The finish on wood furniture dulls with age, exposure to the sun’s ultraviolet rays and also the application of several wax layers over the years. However, before you can begin the cleanup procedure to restore your furniture’s finish, you have to identify it to learn the proper products to use. Possible finishes include penetrating oil, varnish, lacquer, shellac and wax. Once you decide the final finish coat, if it’s not blistered or cracked, then you can clean and restore it rather than removing and reapplying it. Select a concealed area on the wooden object — the rear that faces the wall, the inside of a leg or beneath an edge or lip — to check the kind of finish.
Identify the Finish
Daub the cotton ball or clean cloth in denatured or rubbing alcohol. Rub on the chosen, but unseen, place on the wood object with the cotton ball or cloth.
Watch the area closely for changes to this finish. Rubbing alcohol softens shellac finishes, but turns lacquered finishes milky white. If the rubbing alcohol had no effect on the finish, the finish could consist of wax, penetrating oil or masonry. Check the item to get a coat of masonry — a challenging finish — simply by digging a fingernail or a little toothpick into a hidden area of the finish. A varnish coat does not score and contains a luster for it. A toothpick mars the wood itself if the product was completed with penetrating oil or wax.
Confirm a lacquer finish by applying lacquer thinner to a cotton ball or ball. Rub a place near the place you first tested with the lacquer thinner. If you notice that the lacquer becomes soft with the application of lacquer thinner, you’ve identified the finish.
Evaluation for the existence of wax by dabbing the unseen area with a little bit of mineral spirits on a cotton ball or rag if the other methods did nothing. If the finish dissolves once you dab it with the mineral spirits, then it includes wax. If you test with these methods and the finish does not change, penetrating oil has been used as the final finish. You cannot eliminate a penetrating oil finish, because it has soaked into the wood already — however, you can restore it.
Wash and Restore the Finish
Remove all of the hardware in the wood furniture before proceeding. Eliminate casters, escutcheons — little shields, emblems or coats of arms — hinges, drawer pulls and knobs. Wash and polish the hardware before placing these items apart with their screws.
Separate a piece of 0000 steel wool and dip it in the correct diluent for shellac or lacquer finishes — rubbing alcohol or lacquer thinner — and rub the wood surface, working at the direction of the grain. You need to work fast, because the solvent causes the finish to turn sticky and gummy after softening. Apply even and smooth, but fast, strokes in the direction of the wood grain. For light cracks in the finish, use a paintbrush to apply the solvent. Smooth the softened finish by working the paintbrush or steel wool with the grain. Keep working until the finish takes on a flat, even and smooth appearance. When finish becomes smooth, allow it to dry.

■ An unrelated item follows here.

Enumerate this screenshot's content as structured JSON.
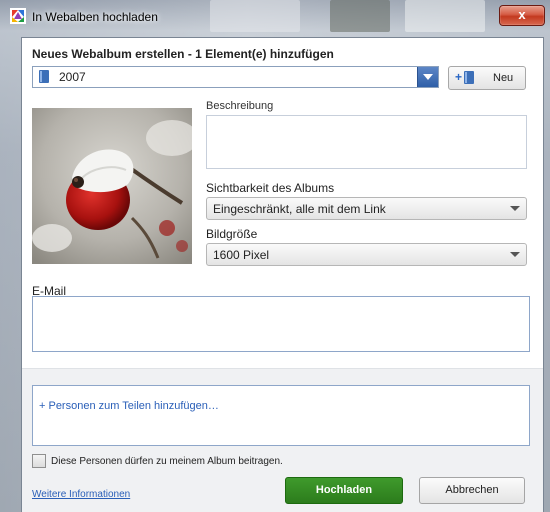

Dampen an area of a clean fabric with a little bit of mineral spirits to get items with wax finishes. When the wax finish dulls, you need to totally eliminate the wax and then reapply it to revive its finish. Rub the dampened fabric on the wood at the direction of the grain. Permit the mineral spirits to sit around the wax surface to get a couple of minutes to help soften and loosen dirt and grunge. Remove the dirt and old wax with a clean, soft cloth. Repeat as needed until the wax is gone.
Clean the surface of a wood piece covered with a penetrating oil with a little bit of turpentine rubbed into the wood’s surface. Work at the direction of the grain with a piece of steel wool. Thoroughly clean the entire surface of the wood object, paying attention to water-stained or discolored areas. Let it dry.
Recondition a varnish finish by combining 1 part turpentine with 3 parts of boiled linseed oil completely. Employ a dime-sized amount to some piece of steel wool. Wipe the steel wool in the direction of the grain. If this does not have any effect — and it may not because of unique varnishes — include the turpentine and linseed oil mixture to a small jar with a lid. Shake the jar thoroughly before emptying the contents on the surface of a little bowl that contains heated water. Dunk a corner of a clean cloth into the oily mixture atop the water and then apply it into the wood in the direction of the grain, working in small sections. After cleaning, wipe the object with a cloth soaked in warm, clean water and wrung out to get rid of excess moisture. Dry with a clean, soft cloth.
Finish the restoration by applying another coat of lacquer, shellac, varnish or penetrating oil, if needed. You can also apply a coat of beeswax, furniture cream or paste wax as desired or needed. For older varnished pieces, use a furniture polish instead.